What I want to focus on in this post, however, is the evidence we have for early opposition to praying to the deceased and angels in the city of Rome. That has a lot of significance in the context of evaluating Roman Catholicism. Regarding some evidence from Hermas, an early Roman Christian, see here and here. On Justin Martyr, who spent some time in Rome, see here. Irenaeus also spent some time in Rome. The post here discusses his view of prayer, among other issues. And see here on Hippolytus. Since Hippolytus is sometimes misrepresented as having supported prayers to the dead in his commentary on the book of Daniel, I want to note that we have some posts in our archives refuting that misrepresentation, such as here.

Sunday, April 09, 2023

Life After Our Resurrection

We should think far more than we do about what life will be like after our resurrection and how we're preparing for it:

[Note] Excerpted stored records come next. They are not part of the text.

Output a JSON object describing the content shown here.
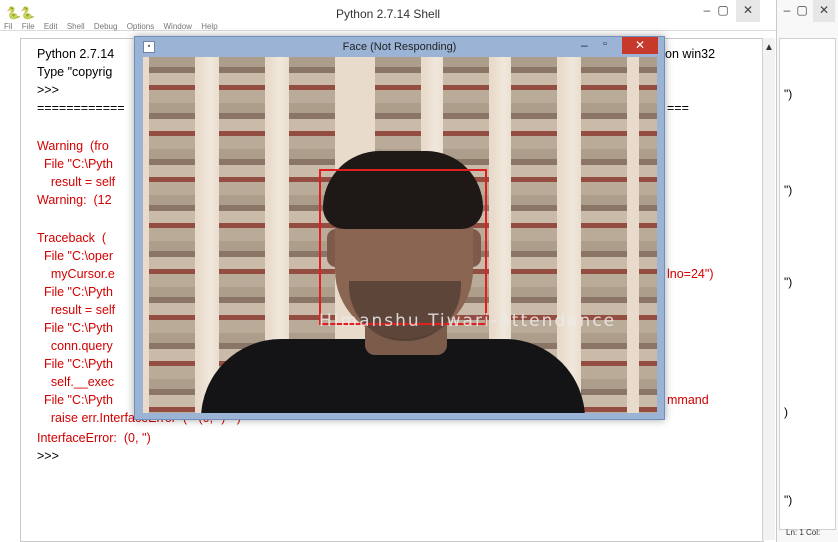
{
  "shell": {
    "title": "Python 2.7.14 Shell",
    "menu": [
      "File",
      "Edit",
      "Shell",
      "Debug",
      "Options",
      "Window",
      "Help"
    ],
    "lines": [
      {
        "text": "Python 2.7.14",
        "color": "black"
      },
      {
        "text": "Type \"copyrig",
        "color": "black"
      },
      {
        "text": ">>>",
        "color": "black"
      },
      {
        "text": "============",
        "color": "black"
      },
      {
        "text": "Warning  (fro",
        "color": "red"
      },
      {
        "text": "  File \"C:\\Pyth",
        "color": "red"
      },
      {
        "text": "    result = self",
        "color": "red"
      },
      {
        "text": "Warning:  (12",
        "color": "red"
      },
      {
        "text": "Traceback  (",
        "color": "red"
      },
      {
        "text": "  File \"C:\\oper",
        "color": "red"
      },
      {
        "text": "    myCursor.e",
        "color": "red"
      },
      {
        "text": "  File \"C:\\Pyth",
        "color": "red"
      },
      {
        "text": "    result = self",
        "color": "red"
      },
      {
        "text": "  File \"C:\\Pyth",
        "color": "red"
      },
      {
        "text": "    conn.query",
        "color": "red"
      },
      {
        "text": "  File \"C:\\Pyth",
        "color": "red"
      },
      {
        "text": "    self.__exec",
        "color": "red"
      },
      {
        "text": "  File \"C:\\Pyth",
        "color": "red"
      },
      {
        "text": "    raise err.InterfaceError  (\"  (0, '')  \")",
        "color": "red"
      },
      {
        "text": "InterfaceError:  (0, '')",
        "color": "red"
      },
      {
        "text": ">>>",
        "color": "black"
      }
    ],
    "right_fragments": {
      "win32": ")  ] on win32",
      "eq": "===",
      "lino": "lno=24\")",
      "command": "mmand"
    }
  },
  "right_window": {
    "fragments": [
      "\")",
      "\")",
      "\")",
      ")",
      "\")"
    ],
    "status": "Ln: 1  Col:"
  },
  "face_window": {
    "title": "Face (Not Responding)",
    "overlay_label": "Himanshu Tiwari-Attendance"
  },
  "icons": {
    "minimize": "minimize-icon",
    "maximize": "maximize-icon",
    "close": "close-icon",
    "python": "python-icon"
  }
}
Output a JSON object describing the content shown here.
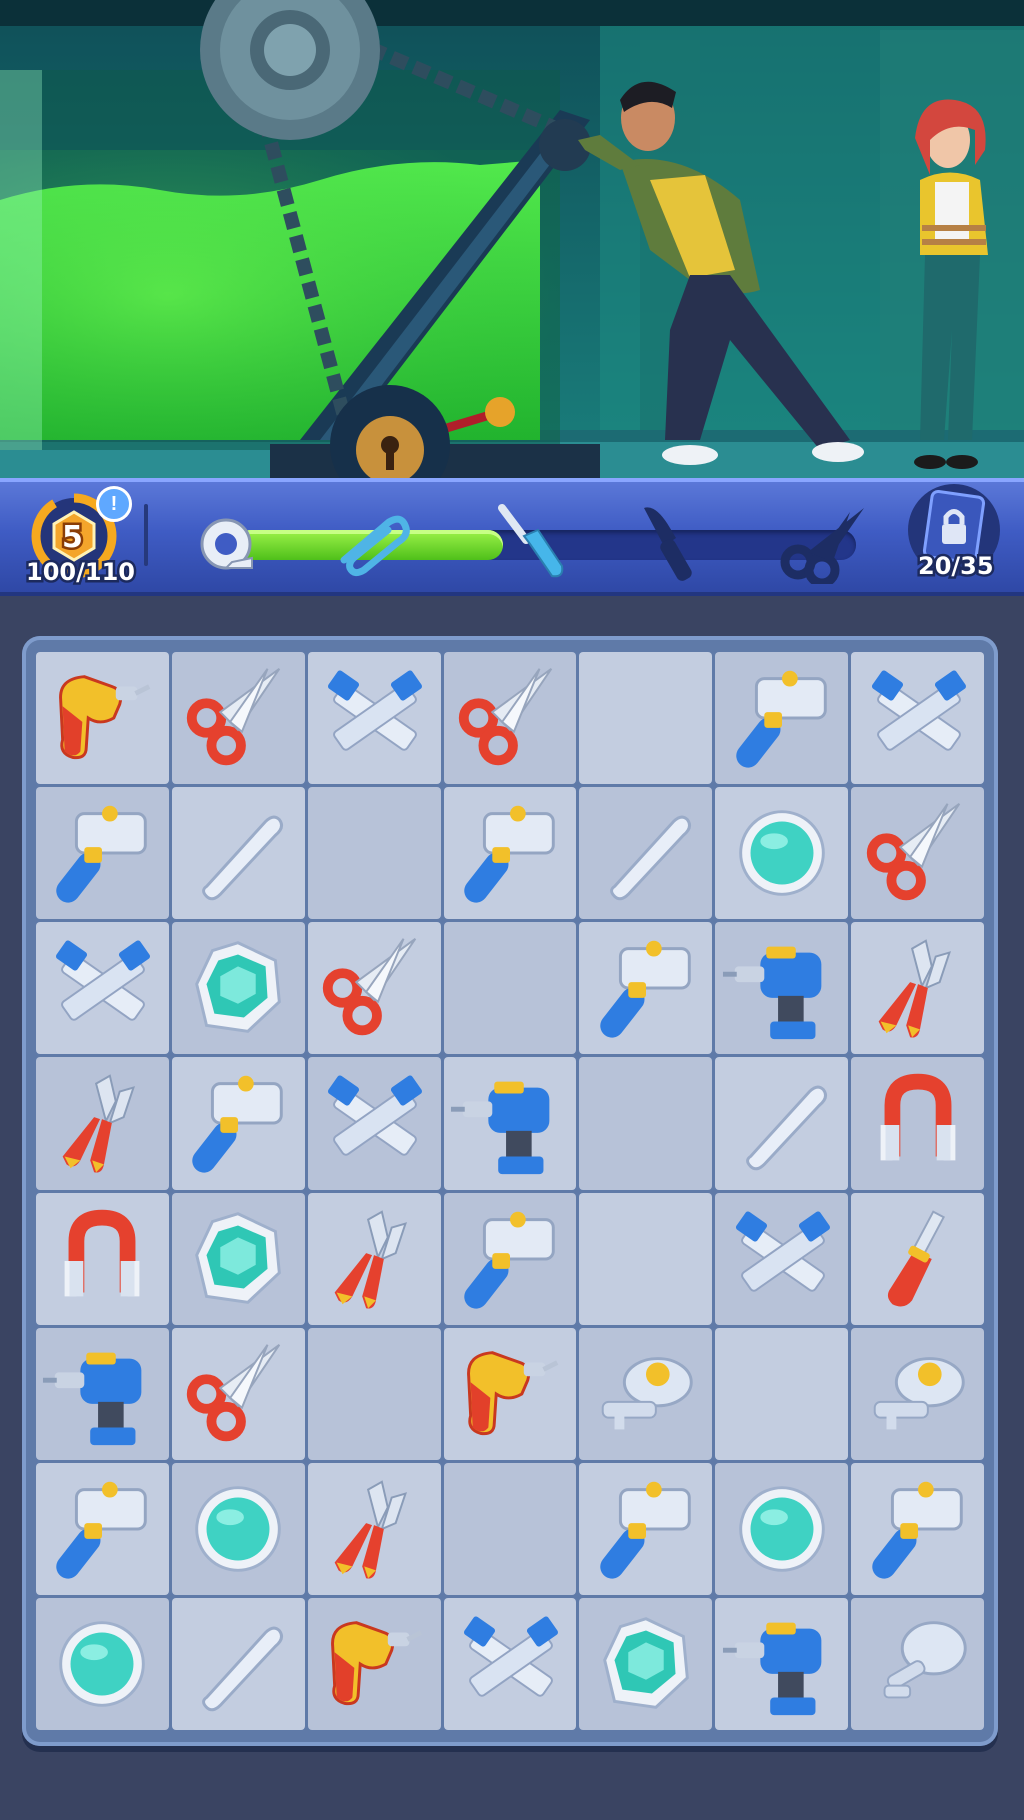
{
  "hud": {
    "level": "5",
    "xp": "100/110",
    "alert": "!",
    "moves": "20/35",
    "progress": 0.43,
    "tool_icons": [
      "tape-icon",
      "paperclip-icon",
      "screwdriver-icon",
      "knife-icon",
      "scissors-icon"
    ]
  },
  "board": {
    "rows": [
      [
        "drill",
        "scissors",
        "crossed-wrenches",
        "scissors",
        "",
        "hammer",
        "crossed-wrenches"
      ],
      [
        "hammer",
        "flat-wrench",
        "",
        "hammer",
        "flat-wrench",
        "gem-round",
        "scissors"
      ],
      [
        "crossed-wrenches",
        "gem-hex",
        "scissors",
        "",
        "hammer",
        "power-drill",
        "pliers"
      ],
      [
        "pliers",
        "hammer",
        "crossed-wrenches",
        "power-drill",
        "",
        "flat-wrench",
        "magnet"
      ],
      [
        "magnet",
        "gem-hex",
        "pliers",
        "hammer",
        "",
        "crossed-wrenches",
        "screwdriver"
      ],
      [
        "power-drill",
        "scissors",
        "",
        "drill",
        "key",
        "",
        "key"
      ],
      [
        "hammer",
        "gem-round",
        "pliers",
        "",
        "hammer",
        "gem-round",
        "hammer"
      ],
      [
        "gem-round",
        "flat-wrench",
        "drill",
        "crossed-wrenches",
        "gem-hex",
        "power-drill",
        "mirror-key"
      ]
    ]
  },
  "colors": {
    "hud": "#3f5cc4",
    "progress": "#5ed11d",
    "slime": "#39e83a",
    "tile": "#c3cde0",
    "tile_dark": "#b7c2d8"
  }
}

"The importance of clarity about what lies at the end of the Christian pilgrimage seemed to [Richard] Baxter incalculable….The more strongly one desires an end, the more carefully and diligently one will use the means to it. [Baxter:] 'The Love of the end is the poise and spring, which setteth every Wheel a going.' But an unknown end will not be loved. 'It is a known, and not merely an unknown God and happiness, that the soul doth joyfully desire.' Such desire will then give wings to the soul. 'It is the heavenly Christian that is the lively Christian. It is strangeness to heaven that makes us so dull. It is the end that quickens to all the means; and the more frequently and clearly this end is beheld, the more vigorous will all our motion be….We run so slowly, and strive so lazily, because we so little mind the prize.'" (J.I. Packer, cited here)